As programmers, we think a lot about language; its syntax, using language - both of the natural and programming varieties - to communicate ideas, and the meanings of words. Unsurprisingly, there is a large body of philosophical thought on the topic, as well. This is a talk about one of the most interesting 20th Century thinkers about language, Ludwig Wittgenstein. It will cover both his major works, the Tractatus Logico-Philosophus and the Philosophical Investigations, with an eye to their historical context and the development of his thinking over time.

Topics covered will include: "what is truth?"; "what is the meaning of a word?"; "language as games".

While the talk will be of interest to programmers in that it concerns the philosophical underpinnings of logic and language, I won't be aiming to contrive any links back to our day jobs. That'd be corny.


  • C004d67820a114e24ccf6f2ddaf5b236 Richard Livsey suggests over 7 years ago

    I'd certainly be interested in this, the impact of naming in programming has a huge impact.

    Sometimes coming up with a better name for concept triggers a wave of productivity as things fall into place, previous thinking being hampered by a badly named class or method.
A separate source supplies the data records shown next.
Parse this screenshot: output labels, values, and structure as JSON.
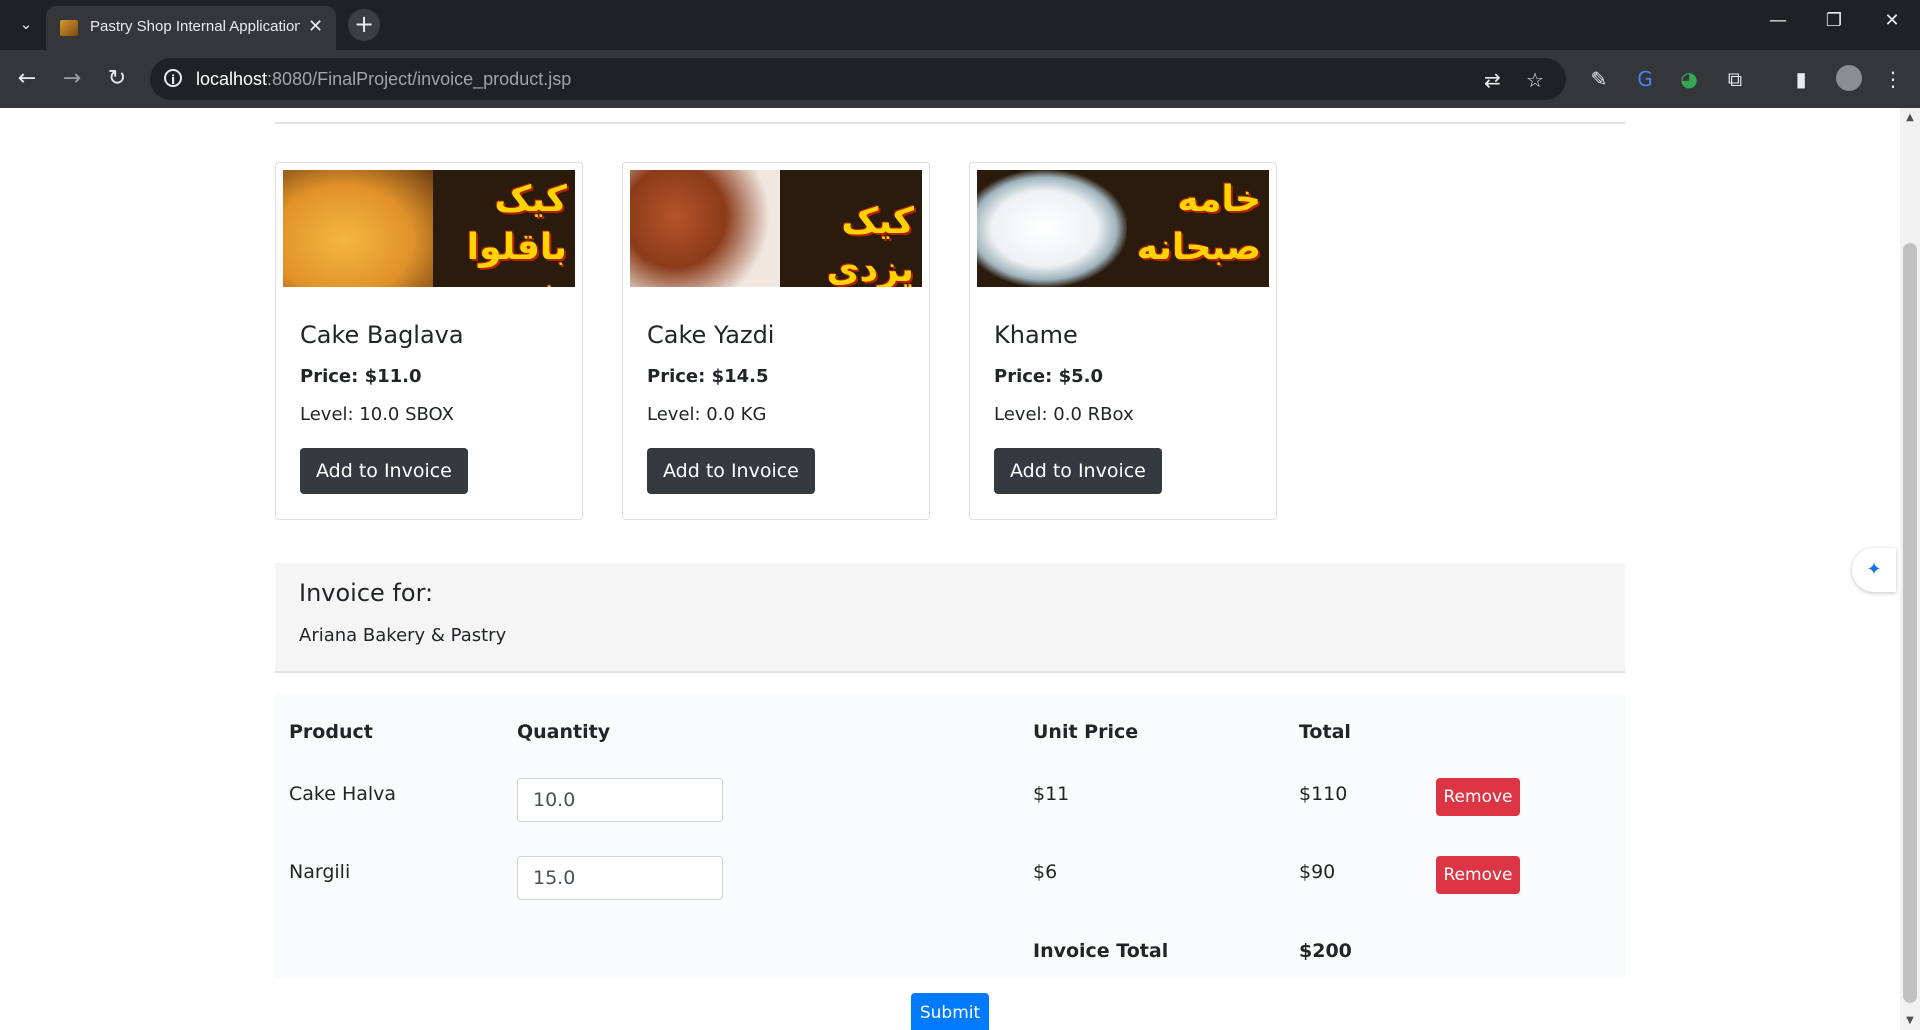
{
  "browser": {
    "tab_title": "Pastry Shop Internal Application",
    "tab_close": "✕",
    "new_tab": "+",
    "url_host": "localhost",
    "url_rest": ":8080/FinalProject/invoice_product.jsp"
  },
  "products": [
    {
      "name": "Cake Baglava",
      "price": "Price: $11.0",
      "level": "Level: 10.0 SBOX",
      "button": "Add to Invoice",
      "banner_text": "کیک باقلوا شربتی",
      "image_color": "#e8a63a"
    },
    {
      "name": "Cake Yazdi",
      "price": "Price: $14.5",
      "level": "Level: 0.0 KG",
      "button": "Add to Invoice",
      "banner_text": "کیک یزدی",
      "image_color": "#8b3b1a"
    },
    {
      "name": "Khame",
      "price": "Price: $5.0",
      "level": "Level: 0.0 RBox",
      "button": "Add to Invoice",
      "banner_text": "خامه صبحانه",
      "image_color": "#f2f2f2"
    }
  ],
  "invoice": {
    "title": "Invoice for:",
    "customer": "Ariana Bakery & Pastry",
    "headers": {
      "product": "Product",
      "quantity": "Quantity",
      "unit_price": "Unit Price",
      "total": "Total"
    },
    "rows": [
      {
        "product": "Cake Halva",
        "quantity": "10.0",
        "unit_price": "$11",
        "total": "$110",
        "remove": "Remove"
      },
      {
        "product": "Nargili",
        "quantity": "15.0",
        "unit_price": "$6",
        "total": "$90",
        "remove": "Remove"
      }
    ],
    "total_label": "Invoice Total",
    "total_value": "$200",
    "submit": "Submit"
  }
}
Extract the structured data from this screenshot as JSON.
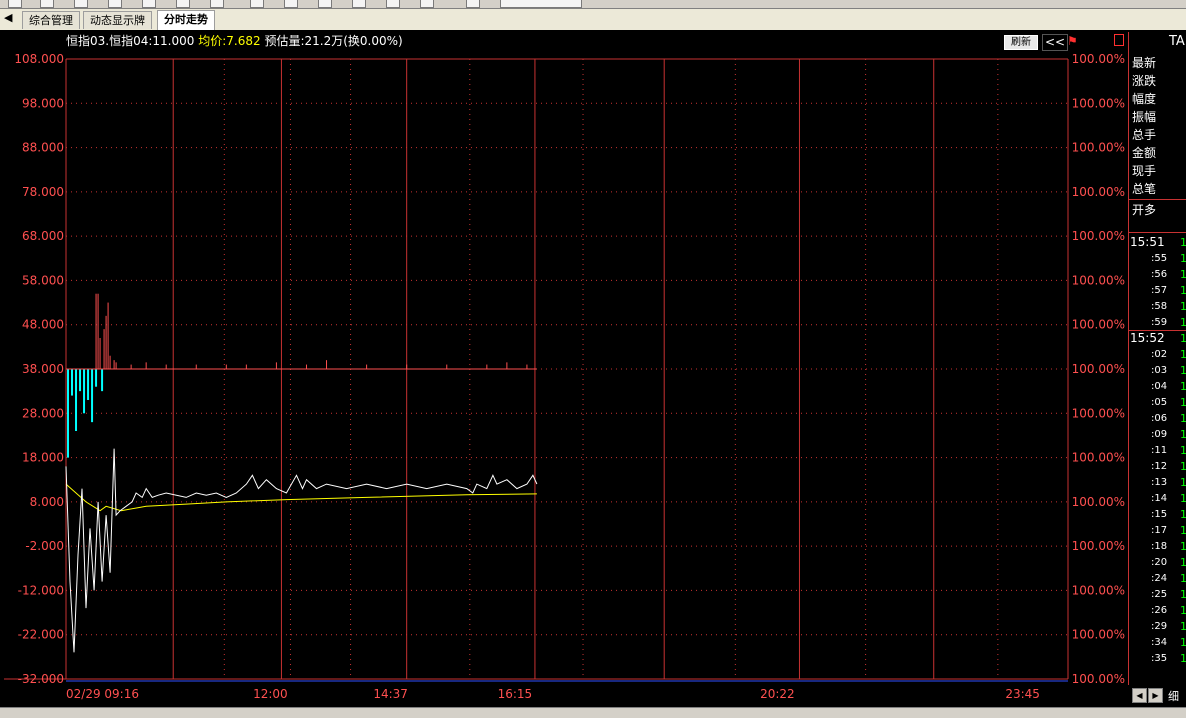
{
  "tabs": [
    {
      "label": "综合管理",
      "active": false
    },
    {
      "label": "动态显示牌",
      "active": false
    },
    {
      "label": "分时走势",
      "active": true
    }
  ],
  "header": {
    "symbol_label": "恒指03.恒指04:11.000",
    "avg_label": "均价:7.682",
    "volume_label": "预估量:21.2万(换0.00%)",
    "refresh_label": "刷新",
    "collapse_label": "<<"
  },
  "side_panel": {
    "title": "TA",
    "labels": [
      "最新",
      "涨跌",
      "幅度",
      "振幅",
      "总手",
      "金额",
      "现手",
      "总笔"
    ],
    "open_label": "开多",
    "ticks": [
      {
        "time": "15:51",
        "value": "1"
      },
      {
        "time": ":55",
        "value": "1"
      },
      {
        "time": ":56",
        "value": "1"
      },
      {
        "time": ":57",
        "value": "1"
      },
      {
        "time": ":58",
        "value": "1"
      },
      {
        "time": ":59",
        "value": "1"
      },
      {
        "time": "15:52",
        "value": "1"
      },
      {
        "time": ":02",
        "value": "1"
      },
      {
        "time": ":03",
        "value": "1"
      },
      {
        "time": ":04",
        "value": "1"
      },
      {
        "time": ":05",
        "value": "1"
      },
      {
        "time": ":06",
        "value": "1"
      },
      {
        "time": ":09",
        "value": "1"
      },
      {
        "time": ":11",
        "value": "1"
      },
      {
        "time": ":12",
        "value": "1"
      },
      {
        "time": ":13",
        "value": "1"
      },
      {
        "time": ":14",
        "value": "1"
      },
      {
        "time": ":15",
        "value": "1"
      },
      {
        "time": ":17",
        "value": "1"
      },
      {
        "time": ":18",
        "value": "1"
      },
      {
        "time": ":20",
        "value": "1"
      },
      {
        "time": ":24",
        "value": "1"
      },
      {
        "time": ":25",
        "value": "1"
      },
      {
        "time": ":26",
        "value": "1"
      },
      {
        "time": ":29",
        "value": "1"
      },
      {
        "time": ":34",
        "value": "1"
      },
      {
        "time": ":35",
        "value": "1"
      }
    ],
    "detail_label": "细"
  },
  "colors": {
    "grid": "#c83232",
    "axis_text": "#ff5050",
    "price": "#ffffff",
    "avg": "#ffff00",
    "bar_up": "#ff5050",
    "bar_down": "#00ffff",
    "background": "#000000"
  },
  "chart_data": {
    "type": "line",
    "x_labels": [
      "02/29 09:16",
      "12:00",
      "14:37",
      "16:15",
      "20:22",
      "23:45"
    ],
    "y_ticks": [
      "108.000",
      "98.000",
      "88.000",
      "78.000",
      "68.000",
      "58.000",
      "48.000",
      "38.000",
      "28.000",
      "18.000",
      "8.000",
      "-2.000",
      "-12.000",
      "-22.000",
      "-32.000"
    ],
    "pct_ticks": [
      "100.00%",
      "100.00%",
      "100.00%",
      "100.00%",
      "100.00%",
      "100.00%",
      "100.00%",
      "100.00%",
      "100.00%",
      "100.00%",
      "100.00%",
      "100.00%",
      "100.00%",
      "100.00%",
      "100.00%"
    ],
    "ylim": [
      -32,
      108
    ],
    "xlim": [
      0,
      100
    ],
    "baseline": 38,
    "price_series": [
      [
        0,
        16
      ],
      [
        0.4,
        -10
      ],
      [
        0.8,
        -26
      ],
      [
        1.2,
        -4
      ],
      [
        1.6,
        11
      ],
      [
        2.0,
        -16
      ],
      [
        2.4,
        2
      ],
      [
        2.8,
        -12
      ],
      [
        3.2,
        8
      ],
      [
        3.6,
        -10
      ],
      [
        4.0,
        5
      ],
      [
        4.4,
        -8
      ],
      [
        4.8,
        20
      ],
      [
        5.0,
        5
      ],
      [
        5.4,
        6
      ],
      [
        6.0,
        7
      ],
      [
        6.6,
        8
      ],
      [
        7.0,
        10
      ],
      [
        7.6,
        9
      ],
      [
        8.0,
        11
      ],
      [
        8.6,
        9
      ],
      [
        9.2,
        9.5
      ],
      [
        10,
        10
      ],
      [
        12,
        9
      ],
      [
        13,
        10
      ],
      [
        14,
        9.5
      ],
      [
        15,
        10
      ],
      [
        16,
        9
      ],
      [
        17,
        10
      ],
      [
        18,
        12
      ],
      [
        18.6,
        14
      ],
      [
        19.2,
        11
      ],
      [
        20,
        13
      ],
      [
        21,
        11
      ],
      [
        22,
        10
      ],
      [
        23,
        14
      ],
      [
        23.6,
        11
      ],
      [
        24,
        13
      ],
      [
        25,
        11
      ],
      [
        26,
        12
      ],
      [
        28,
        11
      ],
      [
        30,
        12
      ],
      [
        32,
        11
      ],
      [
        34,
        12
      ],
      [
        36,
        11
      ],
      [
        38,
        12
      ],
      [
        40,
        11
      ],
      [
        40.6,
        10
      ],
      [
        41,
        12
      ],
      [
        42,
        11
      ],
      [
        42.6,
        14
      ],
      [
        43,
        12
      ],
      [
        44,
        13
      ],
      [
        45,
        11
      ],
      [
        46,
        12
      ],
      [
        46.6,
        14
      ],
      [
        47,
        12
      ]
    ],
    "avg_series": [
      [
        0,
        12
      ],
      [
        2,
        8
      ],
      [
        3.4,
        6
      ],
      [
        4.0,
        7
      ],
      [
        5.5,
        6
      ],
      [
        8,
        7
      ],
      [
        12,
        7.5
      ],
      [
        16,
        8
      ],
      [
        22,
        8.5
      ],
      [
        30,
        9
      ],
      [
        40,
        9.6
      ],
      [
        47,
        9.8
      ]
    ],
    "volume_up": [
      [
        3.0,
        17
      ],
      [
        3.2,
        17
      ],
      [
        3.4,
        7
      ],
      [
        3.8,
        9
      ],
      [
        4.0,
        12
      ],
      [
        4.2,
        15
      ],
      [
        4.4,
        3
      ],
      [
        4.8,
        2
      ],
      [
        5.0,
        1.5
      ],
      [
        6.5,
        1
      ],
      [
        8.0,
        1.5
      ],
      [
        10,
        1
      ],
      [
        13,
        1
      ],
      [
        16,
        1
      ],
      [
        18,
        1
      ],
      [
        21,
        1.5
      ],
      [
        24,
        1
      ],
      [
        26,
        2
      ],
      [
        30,
        1
      ],
      [
        34,
        1
      ],
      [
        38,
        1
      ],
      [
        42,
        1
      ],
      [
        44,
        1.5
      ],
      [
        46,
        1
      ]
    ],
    "volume_down": [
      [
        0.2,
        20
      ],
      [
        0.6,
        6
      ],
      [
        1.0,
        14
      ],
      [
        1.4,
        5
      ],
      [
        1.8,
        10
      ],
      [
        2.2,
        7
      ],
      [
        2.6,
        12
      ],
      [
        3.0,
        4
      ],
      [
        3.6,
        5
      ]
    ]
  }
}
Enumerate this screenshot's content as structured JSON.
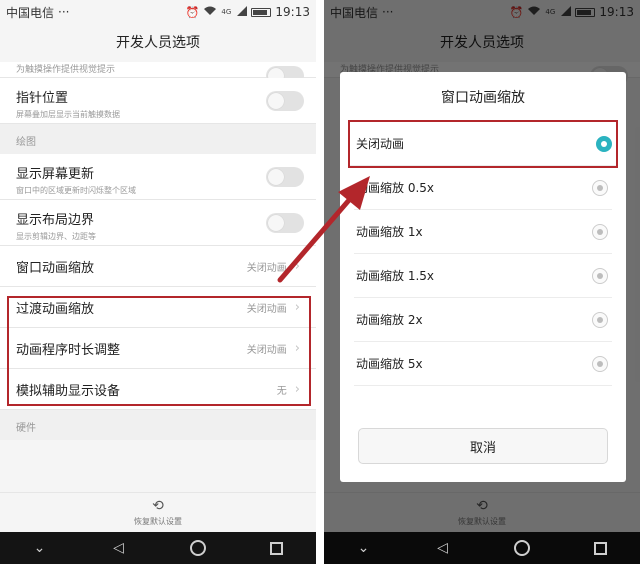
{
  "status": {
    "carrier": "中国电信",
    "dots": "···",
    "network": "4G",
    "time": "19:13"
  },
  "screen_title": "开发人员选项",
  "left_list": {
    "clipped_subtitle": "为触摸操作提供视觉提示",
    "pointer": {
      "title": "指针位置",
      "subtitle": "屏幕叠加层显示当前触摸数据"
    },
    "section_drawing": "绘图",
    "screen_updates": {
      "title": "显示屏幕更新",
      "subtitle": "窗口中的区域更新时闪烁整个区域"
    },
    "layout_bounds": {
      "title": "显示布局边界",
      "subtitle": "显示剪辑边界、边距等"
    },
    "window_anim": {
      "title": "窗口动画缩放",
      "value": "关闭动画"
    },
    "transition_anim": {
      "title": "过渡动画缩放",
      "value": "关闭动画"
    },
    "animator_duration": {
      "title": "动画程序时长调整",
      "value": "关闭动画"
    },
    "simulate_display": {
      "title": "模拟辅助显示设备",
      "value": "无"
    },
    "section_hardware": "硬件"
  },
  "reset_label": "恢复默认设置",
  "dialog": {
    "title": "窗口动画缩放",
    "options": [
      "关闭动画",
      "动画缩放 0.5x",
      "动画缩放 1x",
      "动画缩放 1.5x",
      "动画缩放 2x",
      "动画缩放 5x"
    ],
    "selected_index": 0,
    "cancel": "取消"
  },
  "colors": {
    "accent": "#2bb3c0",
    "highlight": "#b3262b"
  },
  "icons": {
    "reset": "history-icon",
    "back": "back-triangle-icon",
    "home": "home-circle-icon",
    "recents": "recents-square-icon"
  }
}
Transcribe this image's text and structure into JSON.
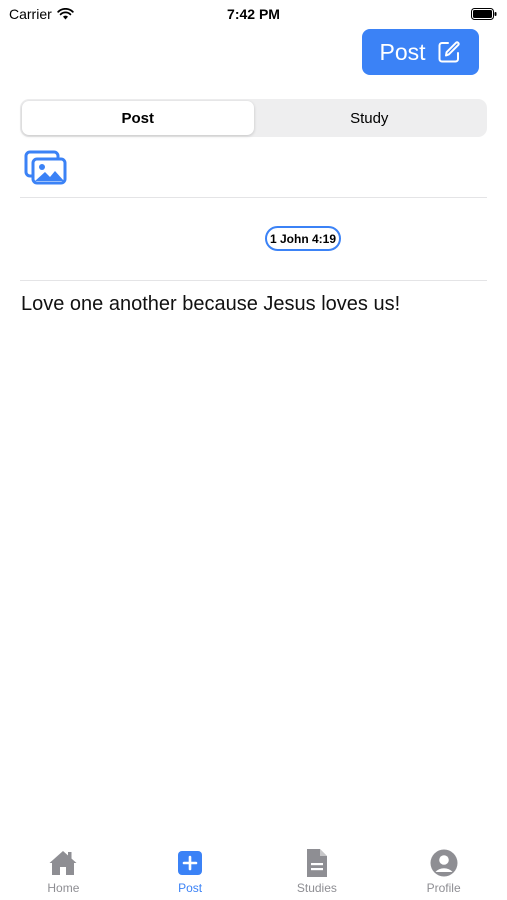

  • D72b1e5724b5c20a36d78730b50d8f7b Glenn Gillen suggests over 7 years ago

    I've been thinking about similar things lately, and how it impacts my design decisions and user experience. I've found it particularly interesting when my presumptions around what truth or meaning accidentally manifest in what I allow a user to do, constraints/validations I put on data, etc.

    Sometimes those constraints aren't required for any reason beyond making others conform to my world view. Others may find it interesting to explore how these concepts affect their own code.

  • The proposal author responds over 7 years ago

    James: that's something I'm thinking about. I'd certainly hope to tailor the material to the audience and ground it somehow, while avoiding contrived links. I don't know concretely how I would do that because planning of the talk hasn't gone beyond "hey, that's a fun idea" yet.

  • 2f46d76f0e5db4dc318b03be07ebaac4 Tom Ward suggests over 7 years ago

    This sounds great. I don't really know anything about philosophy but I'm really interested. I hope you can make it pretty accessible to people like me.

  • Acd62030df551952268e84c8fff26a5b James Adam suggests over 7 years ago

    Are you planning on including any kind of Ruby- (or even development-) related hook that the audience will be able to use to ground the concepts that you'd discuss?

    An example of a good hook is the use of the trivial "Fizz Buzz" program in Tom Stuart's Programming with Nothing; while it has little to do with the ideas that the presentation was about, it helped the audience orient themselves at each stage of the argument he proposed.

  • 11364e09c2ea04444314e94eead06e98 Roland Swingler suggests over 7 years ago

    Lovely. Definitely interested in this. From memory, there was an argument in Philosophical Investigations that you could never truly grasp whether someone else had understood "a rule" or not (i.e. addition: just because people give correct answers to questions like 5 + 3 doesn't mean they would give answers consistent with your beliefs at 50000 + 3). Think there might be something interesting there as a reflection on the Tests vs Proof/Compilers verification of programs to explore.